|International Classification||B31C3/02, B65D85/60, B65D3/22, A21D4/00, B31C3/00, B65D3/28|
|Cooperative Classification||B31C3/02, B65D3/22|
|European Classification||B65D3/22, B31C3/02|
|Jul 20, 1987||AS||Assignment|
Owner name: SONOCO PRODUCTS COMPANY, NORTH SECOND ST., HARTSVI
Free format text: ASSIGNMENT OF ASSIGNORS INTEREST.;ASSIGNOR:BOISE CASCADE CORPORATION A CORP. OF DE;REEL/FRAME:004760/0323

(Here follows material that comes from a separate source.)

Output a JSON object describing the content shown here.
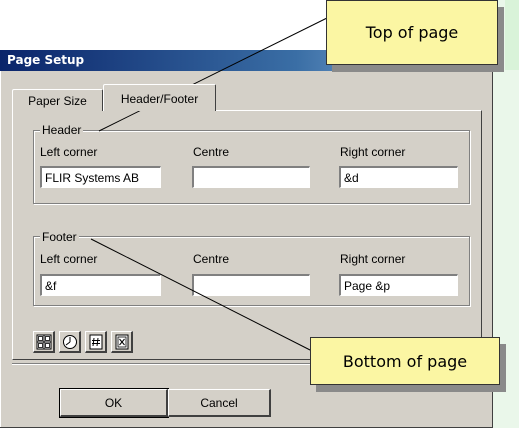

Effective date: 19870331
Owner name: SONOCO PRODUCTS COMPANY,SOUTH CAROLINA
Free format text: ASSIGNMENT OF ASSIGNORS INTEREST;ASSIGNOR:BOISE CASCADE CORPORATION A CORP. OF DE;REEL/FRAME:004760/0323
Effective date: 19870331